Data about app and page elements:
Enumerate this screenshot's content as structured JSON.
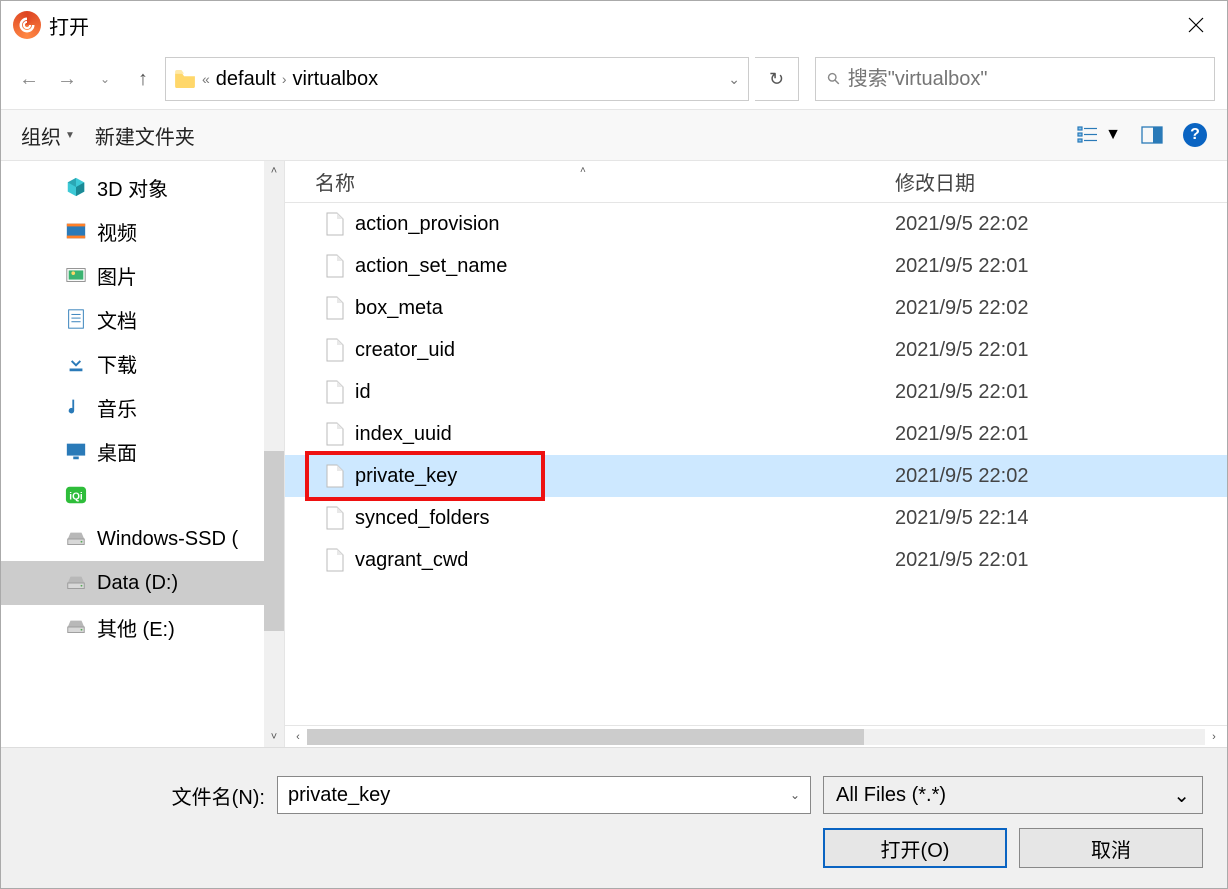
{
  "title": "打开",
  "breadcrumb": {
    "ellipsis": "«",
    "parts": [
      "default",
      "virtualbox"
    ]
  },
  "search": {
    "placeholder": "搜索\"virtualbox\""
  },
  "toolbar": {
    "organize": "组织",
    "newfolder": "新建文件夹"
  },
  "sidebar": {
    "items": [
      {
        "label": "3D 对象",
        "icon": "cube",
        "selected": false
      },
      {
        "label": "视频",
        "icon": "video",
        "selected": false
      },
      {
        "label": "图片",
        "icon": "picture",
        "selected": false
      },
      {
        "label": "文档",
        "icon": "doc",
        "selected": false
      },
      {
        "label": "下载",
        "icon": "download",
        "selected": false
      },
      {
        "label": "音乐",
        "icon": "music",
        "selected": false
      },
      {
        "label": "桌面",
        "icon": "desktop",
        "selected": false
      },
      {
        "label": "",
        "icon": "iqiyi",
        "selected": false
      },
      {
        "label": "Windows-SSD (",
        "icon": "drive",
        "selected": false
      },
      {
        "label": "Data (D:)",
        "icon": "drive",
        "selected": true
      },
      {
        "label": "其他 (E:)",
        "icon": "drive",
        "selected": false
      }
    ]
  },
  "columns": {
    "name": "名称",
    "date": "修改日期"
  },
  "files": [
    {
      "name": "action_provision",
      "date": "2021/9/5 22:02",
      "selected": false
    },
    {
      "name": "action_set_name",
      "date": "2021/9/5 22:01",
      "selected": false
    },
    {
      "name": "box_meta",
      "date": "2021/9/5 22:02",
      "selected": false
    },
    {
      "name": "creator_uid",
      "date": "2021/9/5 22:01",
      "selected": false
    },
    {
      "name": "id",
      "date": "2021/9/5 22:01",
      "selected": false
    },
    {
      "name": "index_uuid",
      "date": "2021/9/5 22:01",
      "selected": false
    },
    {
      "name": "private_key",
      "date": "2021/9/5 22:02",
      "selected": true,
      "highlighted": true
    },
    {
      "name": "synced_folders",
      "date": "2021/9/5 22:14",
      "selected": false
    },
    {
      "name": "vagrant_cwd",
      "date": "2021/9/5 22:01",
      "selected": false
    }
  ],
  "filename": {
    "label": "文件名(N):",
    "value": "private_key"
  },
  "filter": {
    "value": "All Files (*.*)"
  },
  "buttons": {
    "open": "打开(O)",
    "cancel": "取消"
  }
}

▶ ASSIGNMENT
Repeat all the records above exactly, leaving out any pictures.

▶ WRITTEN REPLY
Enumerate this screenshot's content as structured JSON.
{
  "title": "打开",
  "breadcrumb": {
    "ellipsis": "«",
    "parts": [
      "default",
      "virtualbox"
    ]
  },
  "search": {
    "placeholder": "搜索\"virtualbox\""
  },
  "toolbar": {
    "organize": "组织",
    "newfolder": "新建文件夹"
  },
  "sidebar": {
    "items": [
      {
        "label": "3D 对象",
        "icon": "cube",
        "selected": false
      },
      {
        "label": "视频",
        "icon": "video",
        "selected": false
      },
      {
        "label": "图片",
        "icon": "picture",
        "selected": false
      },
      {
        "label": "文档",
        "icon": "doc",
        "selected": false
      },
      {
        "label": "下载",
        "icon": "download",
        "selected": false
      },
      {
        "label": "音乐",
        "icon": "music",
        "selected": false
      },
      {
        "label": "桌面",
        "icon": "desktop",
        "selected": false
      },
      {
        "label": "",
        "icon": "iqiyi",
        "selected": false
      },
      {
        "label": "Windows-SSD (",
        "icon": "drive",
        "selected": false
      },
      {
        "label": "Data (D:)",
        "icon": "drive",
        "selected": true
      },
      {
        "label": "其他 (E:)",
        "icon": "drive",
        "selected": false
      }
    ]
  },
  "columns": {
    "name": "名称",
    "date": "修改日期"
  },
  "files": [
    {
      "name": "action_provision",
      "date": "2021/9/5 22:02",
      "selected": false
    },
    {
      "name": "action_set_name",
      "date": "2021/9/5 22:01",
      "selected": false
    },
    {
      "name": "box_meta",
      "date": "2021/9/5 22:02",
      "selected": false
    },
    {
      "name": "creator_uid",
      "date": "2021/9/5 22:01",
      "selected": false
    },
    {
      "name": "id",
      "date": "2021/9/5 22:01",
      "selected": false
    },
    {
      "name": "index_uuid",
      "date": "2021/9/5 22:01",
      "selected": false
    },
    {
      "name": "private_key",
      "date": "2021/9/5 22:02",
      "selected": true,
      "highlighted": true
    },
    {
      "name": "synced_folders",
      "date": "2021/9/5 22:14",
      "selected": false
    },
    {
      "name": "vagrant_cwd",
      "date": "2021/9/5 22:01",
      "selected": false
    }
  ],
  "filename": {
    "label": "文件名(N):",
    "value": "private_key"
  },
  "filter": {
    "value": "All Files (*.*)"
  },
  "buttons": {
    "open": "打开(O)",
    "cancel": "取消"
  }
}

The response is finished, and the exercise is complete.